Task to carry out. Could you count how many lines of the data include "Source" and answer with the number only?

Dataset records.
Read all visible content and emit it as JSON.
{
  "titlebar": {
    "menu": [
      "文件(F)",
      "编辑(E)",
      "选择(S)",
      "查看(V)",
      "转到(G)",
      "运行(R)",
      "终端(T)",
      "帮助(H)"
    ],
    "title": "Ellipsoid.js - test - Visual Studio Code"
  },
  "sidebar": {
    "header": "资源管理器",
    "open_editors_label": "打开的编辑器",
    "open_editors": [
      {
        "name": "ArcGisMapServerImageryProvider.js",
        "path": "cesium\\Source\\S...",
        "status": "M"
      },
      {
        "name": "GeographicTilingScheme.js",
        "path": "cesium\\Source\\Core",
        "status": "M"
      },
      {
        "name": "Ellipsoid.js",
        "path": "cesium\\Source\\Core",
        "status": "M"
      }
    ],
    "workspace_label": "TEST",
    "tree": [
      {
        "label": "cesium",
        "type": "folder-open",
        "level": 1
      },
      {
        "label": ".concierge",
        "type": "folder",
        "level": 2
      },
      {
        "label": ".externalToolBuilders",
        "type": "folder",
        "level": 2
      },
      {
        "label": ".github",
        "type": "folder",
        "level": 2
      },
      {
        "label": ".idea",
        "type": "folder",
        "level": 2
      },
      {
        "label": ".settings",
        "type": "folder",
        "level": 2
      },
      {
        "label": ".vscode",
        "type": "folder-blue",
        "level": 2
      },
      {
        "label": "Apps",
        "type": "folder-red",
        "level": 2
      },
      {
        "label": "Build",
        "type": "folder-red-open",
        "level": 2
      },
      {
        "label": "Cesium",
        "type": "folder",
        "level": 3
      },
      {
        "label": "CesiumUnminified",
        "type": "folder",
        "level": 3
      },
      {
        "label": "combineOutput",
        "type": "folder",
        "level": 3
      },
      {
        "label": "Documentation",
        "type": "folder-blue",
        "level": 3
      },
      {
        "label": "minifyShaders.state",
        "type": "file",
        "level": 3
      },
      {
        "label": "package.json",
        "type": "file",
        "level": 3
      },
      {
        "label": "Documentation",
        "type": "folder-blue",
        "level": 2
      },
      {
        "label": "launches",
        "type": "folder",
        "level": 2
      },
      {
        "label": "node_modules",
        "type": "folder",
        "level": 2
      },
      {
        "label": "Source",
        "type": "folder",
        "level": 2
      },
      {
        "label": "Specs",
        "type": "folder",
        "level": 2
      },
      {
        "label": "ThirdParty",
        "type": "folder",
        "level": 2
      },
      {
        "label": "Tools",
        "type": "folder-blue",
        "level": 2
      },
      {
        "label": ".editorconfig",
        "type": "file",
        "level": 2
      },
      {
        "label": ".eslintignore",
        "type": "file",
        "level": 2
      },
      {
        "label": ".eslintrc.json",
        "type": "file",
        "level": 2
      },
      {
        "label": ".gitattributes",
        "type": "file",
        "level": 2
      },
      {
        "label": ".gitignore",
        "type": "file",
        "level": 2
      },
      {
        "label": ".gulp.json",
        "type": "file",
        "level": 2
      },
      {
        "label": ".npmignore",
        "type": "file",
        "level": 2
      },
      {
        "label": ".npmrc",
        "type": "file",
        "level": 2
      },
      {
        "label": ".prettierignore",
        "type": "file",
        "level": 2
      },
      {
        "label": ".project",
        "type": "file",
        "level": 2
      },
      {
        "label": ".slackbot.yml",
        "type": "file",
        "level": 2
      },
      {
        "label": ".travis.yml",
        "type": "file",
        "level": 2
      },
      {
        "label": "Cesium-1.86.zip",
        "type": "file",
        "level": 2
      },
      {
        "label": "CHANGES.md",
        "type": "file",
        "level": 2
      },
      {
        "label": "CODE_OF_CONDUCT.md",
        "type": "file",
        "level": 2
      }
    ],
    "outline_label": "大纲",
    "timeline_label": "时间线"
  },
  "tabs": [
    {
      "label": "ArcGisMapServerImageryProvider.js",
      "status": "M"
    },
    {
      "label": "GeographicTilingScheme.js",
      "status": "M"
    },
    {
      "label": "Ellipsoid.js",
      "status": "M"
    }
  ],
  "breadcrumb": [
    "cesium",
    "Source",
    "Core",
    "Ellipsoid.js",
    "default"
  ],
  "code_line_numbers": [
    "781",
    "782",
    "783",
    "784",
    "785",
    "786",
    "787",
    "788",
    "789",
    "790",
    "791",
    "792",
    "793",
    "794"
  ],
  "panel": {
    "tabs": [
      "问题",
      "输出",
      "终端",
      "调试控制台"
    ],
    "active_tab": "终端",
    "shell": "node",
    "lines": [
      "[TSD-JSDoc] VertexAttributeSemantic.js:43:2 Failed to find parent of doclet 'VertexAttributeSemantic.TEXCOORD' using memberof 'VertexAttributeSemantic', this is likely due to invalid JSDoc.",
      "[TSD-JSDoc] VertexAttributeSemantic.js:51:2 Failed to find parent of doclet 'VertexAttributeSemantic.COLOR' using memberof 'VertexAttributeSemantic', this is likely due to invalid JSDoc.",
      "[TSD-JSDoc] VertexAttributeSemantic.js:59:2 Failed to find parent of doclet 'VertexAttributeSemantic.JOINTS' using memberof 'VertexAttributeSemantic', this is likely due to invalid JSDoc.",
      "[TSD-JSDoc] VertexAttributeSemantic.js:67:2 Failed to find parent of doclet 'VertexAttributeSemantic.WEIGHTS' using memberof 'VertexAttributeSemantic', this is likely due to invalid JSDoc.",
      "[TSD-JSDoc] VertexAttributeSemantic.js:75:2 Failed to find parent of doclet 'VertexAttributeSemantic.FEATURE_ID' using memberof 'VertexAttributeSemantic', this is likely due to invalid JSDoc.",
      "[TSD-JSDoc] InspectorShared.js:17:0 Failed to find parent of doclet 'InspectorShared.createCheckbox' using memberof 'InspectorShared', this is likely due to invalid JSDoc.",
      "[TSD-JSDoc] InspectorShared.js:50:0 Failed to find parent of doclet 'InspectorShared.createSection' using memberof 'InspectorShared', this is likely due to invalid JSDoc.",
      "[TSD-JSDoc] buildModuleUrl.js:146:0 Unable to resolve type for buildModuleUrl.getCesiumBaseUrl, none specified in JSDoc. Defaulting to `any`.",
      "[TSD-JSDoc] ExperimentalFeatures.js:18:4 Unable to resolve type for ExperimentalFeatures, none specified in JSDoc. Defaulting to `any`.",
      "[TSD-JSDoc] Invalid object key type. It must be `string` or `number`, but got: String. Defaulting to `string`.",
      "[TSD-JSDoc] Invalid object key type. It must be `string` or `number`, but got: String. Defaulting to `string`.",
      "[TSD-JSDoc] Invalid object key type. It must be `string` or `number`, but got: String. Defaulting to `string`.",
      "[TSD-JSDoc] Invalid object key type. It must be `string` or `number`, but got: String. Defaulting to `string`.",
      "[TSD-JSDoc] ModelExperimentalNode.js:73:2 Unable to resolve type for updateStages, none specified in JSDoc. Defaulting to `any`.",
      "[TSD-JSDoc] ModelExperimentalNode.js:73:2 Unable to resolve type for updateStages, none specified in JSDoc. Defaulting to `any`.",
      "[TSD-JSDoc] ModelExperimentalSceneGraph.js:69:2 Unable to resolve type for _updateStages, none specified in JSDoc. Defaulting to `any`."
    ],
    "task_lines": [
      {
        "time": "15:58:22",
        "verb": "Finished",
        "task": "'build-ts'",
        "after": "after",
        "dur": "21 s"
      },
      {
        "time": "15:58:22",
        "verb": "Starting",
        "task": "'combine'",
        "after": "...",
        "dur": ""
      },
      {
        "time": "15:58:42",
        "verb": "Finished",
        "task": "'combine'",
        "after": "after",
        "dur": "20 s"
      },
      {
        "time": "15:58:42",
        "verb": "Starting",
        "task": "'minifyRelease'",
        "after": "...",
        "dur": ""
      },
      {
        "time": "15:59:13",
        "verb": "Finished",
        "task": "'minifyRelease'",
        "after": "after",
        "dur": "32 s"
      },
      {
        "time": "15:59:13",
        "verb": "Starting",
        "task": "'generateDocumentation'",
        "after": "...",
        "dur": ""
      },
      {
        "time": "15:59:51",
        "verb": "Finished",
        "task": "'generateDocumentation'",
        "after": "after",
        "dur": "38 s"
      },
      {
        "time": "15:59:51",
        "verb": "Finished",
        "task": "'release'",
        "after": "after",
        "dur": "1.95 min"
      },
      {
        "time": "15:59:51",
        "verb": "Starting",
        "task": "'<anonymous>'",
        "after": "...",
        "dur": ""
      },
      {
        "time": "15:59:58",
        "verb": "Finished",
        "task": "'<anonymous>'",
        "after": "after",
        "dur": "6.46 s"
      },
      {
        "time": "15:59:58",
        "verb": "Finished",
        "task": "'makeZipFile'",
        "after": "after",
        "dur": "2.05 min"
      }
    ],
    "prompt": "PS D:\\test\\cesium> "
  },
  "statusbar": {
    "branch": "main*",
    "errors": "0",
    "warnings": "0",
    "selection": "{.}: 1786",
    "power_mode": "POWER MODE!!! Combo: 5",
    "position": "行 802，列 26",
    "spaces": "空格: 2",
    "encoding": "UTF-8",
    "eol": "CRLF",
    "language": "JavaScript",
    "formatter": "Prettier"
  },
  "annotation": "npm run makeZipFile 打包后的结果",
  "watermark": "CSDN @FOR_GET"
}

Exercise output. 5